A -- Know what you want to achieve.  A good action plan can develop only when your end-point outcomes are very clear.  If you’re not clear, defer all action until you are.
B -- State, re-state or re-set the boundary;   plan wording carefully.  Choose a best time for approach, one that will least distract and upset others.  Do this in private when possible.   Public confrontation humiliates people and damages relationships.
C -- Consult with peers as part of your planning, if their experience might help.  What happened to you has probably happened to others.  Silence is your enemy.
D -- Script and rehearse if necessary.
E -- Plan and explain boundary-cross consequences—what you will do next.  
F-- Avoid threatening language, posture, tone or gestures.  You don’t need to sound angry to make a point.

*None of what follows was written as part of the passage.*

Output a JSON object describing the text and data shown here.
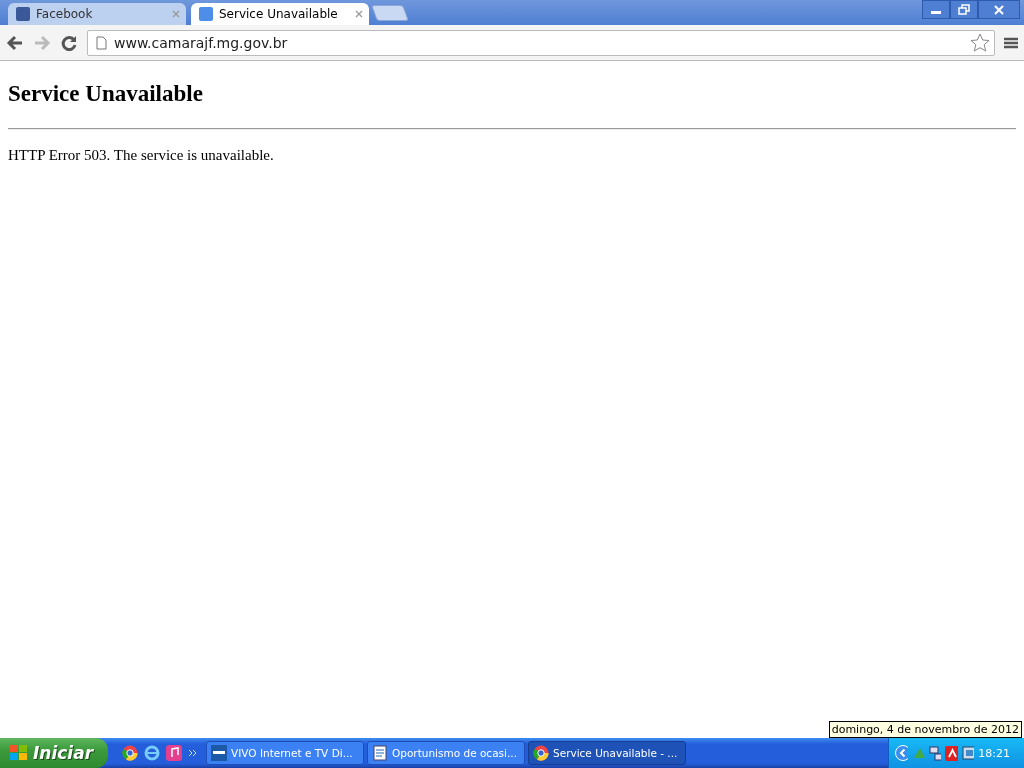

Example Language
This was used, just as written, with an adult student who was verbally harassing a teacher, and delivered quietly when students were working independently.  The second part was delivered out of view or hearing of others.
- Jim, please follow me to the hallway (do not pause for an answer; get up and go; Jim will follow; this makes the intervention as private as possible)
- When you complain publicly about the work I’m giving you or about my behavior, you affect the learning of others and negatively affect the class culture.  Say anything you wish in private, but please (or I expect you to) keep the negativity out of class.
- Can you agree to this?  (If s/he says “no,” explain what steps you’ll take:  I’m going to assume I’ll get your cooperation.  But if this behavior reappears, I’ll ask the (dean, department chair or counseling staff) to discuss this with us together.

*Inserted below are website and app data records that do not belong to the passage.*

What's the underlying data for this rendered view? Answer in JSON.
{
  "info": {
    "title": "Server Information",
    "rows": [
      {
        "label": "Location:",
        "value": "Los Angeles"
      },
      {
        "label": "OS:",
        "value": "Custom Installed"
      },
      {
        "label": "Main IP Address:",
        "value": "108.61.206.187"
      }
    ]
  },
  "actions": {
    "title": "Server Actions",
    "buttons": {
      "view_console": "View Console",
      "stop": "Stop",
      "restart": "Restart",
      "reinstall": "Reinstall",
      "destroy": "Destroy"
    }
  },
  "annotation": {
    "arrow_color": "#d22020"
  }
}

Respond or Resolve:  Principle 3  Develop an Emergency Toolbox    
Consider what might go wrong if all preventive measures fail.  What are worst-case scenarios?  Think through what you might do if one of them happened.

What’s In a Toolbox?  Here are some ideas.

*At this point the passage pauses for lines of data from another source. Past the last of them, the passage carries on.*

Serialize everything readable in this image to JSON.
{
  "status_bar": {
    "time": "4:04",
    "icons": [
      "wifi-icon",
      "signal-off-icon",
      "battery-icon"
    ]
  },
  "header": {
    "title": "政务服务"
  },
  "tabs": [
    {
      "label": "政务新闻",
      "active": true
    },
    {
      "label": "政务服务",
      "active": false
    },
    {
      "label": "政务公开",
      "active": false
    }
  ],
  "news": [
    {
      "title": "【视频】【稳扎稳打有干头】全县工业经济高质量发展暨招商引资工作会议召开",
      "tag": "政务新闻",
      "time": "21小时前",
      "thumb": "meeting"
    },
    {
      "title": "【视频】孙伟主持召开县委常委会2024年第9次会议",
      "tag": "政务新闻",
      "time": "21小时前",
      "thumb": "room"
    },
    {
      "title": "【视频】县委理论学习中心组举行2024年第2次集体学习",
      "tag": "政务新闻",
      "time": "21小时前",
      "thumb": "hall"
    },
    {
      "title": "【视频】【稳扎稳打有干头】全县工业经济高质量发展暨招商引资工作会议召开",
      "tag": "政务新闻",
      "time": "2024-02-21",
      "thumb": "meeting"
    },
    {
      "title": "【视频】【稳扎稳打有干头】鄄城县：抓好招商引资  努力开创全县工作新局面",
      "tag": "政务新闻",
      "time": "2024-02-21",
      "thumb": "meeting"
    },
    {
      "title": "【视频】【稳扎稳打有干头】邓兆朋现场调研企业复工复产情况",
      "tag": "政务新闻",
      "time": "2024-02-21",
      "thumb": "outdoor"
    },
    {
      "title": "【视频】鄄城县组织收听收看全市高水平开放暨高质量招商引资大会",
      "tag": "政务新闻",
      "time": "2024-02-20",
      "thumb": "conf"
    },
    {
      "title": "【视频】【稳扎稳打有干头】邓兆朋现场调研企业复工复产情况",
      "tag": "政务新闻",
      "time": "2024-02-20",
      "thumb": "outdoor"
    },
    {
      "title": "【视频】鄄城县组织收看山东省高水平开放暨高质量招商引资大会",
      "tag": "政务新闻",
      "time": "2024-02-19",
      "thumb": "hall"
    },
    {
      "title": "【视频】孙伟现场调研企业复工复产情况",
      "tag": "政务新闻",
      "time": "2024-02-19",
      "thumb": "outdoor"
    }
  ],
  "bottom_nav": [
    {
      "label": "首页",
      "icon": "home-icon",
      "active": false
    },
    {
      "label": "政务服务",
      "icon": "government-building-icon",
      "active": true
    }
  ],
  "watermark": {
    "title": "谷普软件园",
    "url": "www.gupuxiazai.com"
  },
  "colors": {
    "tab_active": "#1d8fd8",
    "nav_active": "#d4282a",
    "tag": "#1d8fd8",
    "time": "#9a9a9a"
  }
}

Know what to do and have a plan for when you are threatened or may be in real danger.
This varies by campus and should align with your university’s student handbook or discipline protocols.  Know and keep handy emergency numbers; carry your cell phone with those numbers programmed in; get to know the responders.   

Document, to keep facts straight and to avoid blind-siding a supervisor.  In advance, plan a supervisor backup with whom you can file reports as needed.  (This person might be a department chair, or a colleague.)  Recording significant incidents in writing helps keep memory intact, should back-reference ever be made.

Develop peer relationships for counsel with more experienced faculty you trust.  Silence is your enemy.  Asking for help is a strength.

Develop consulting and referral relationships with student support personnel.  This includes counselors, advisors, or other staff to whom students can be referred.

Crisis in the Air?  There are times that the mood or buzz in a class tells you something is wrong.  When you read this signal, whether the background crisis is real or imagined, there’s something more important than teaching content.  Stop to ask students:  What’s happening?  Then, listen to them.

This post is a simple guide.  
Detailed discussion in small groups, such as interaction planned for a workshop, commonly result in important insights.  In turn, those insights can become the foundation of a personal plan.

My permanent residence is in Shelburne, Vermont.  
I travel often to the New York City and Washington, D.C. areas,
and to the west coast:  Seattle, San Francisco, Los Angeles, San Diego.

To inquire about the possibility of a live workshop in your area
please write me

Michael W. Dabney
702 Wake Robin Drive
Shelburne, VT  05482

or call 802-985-0088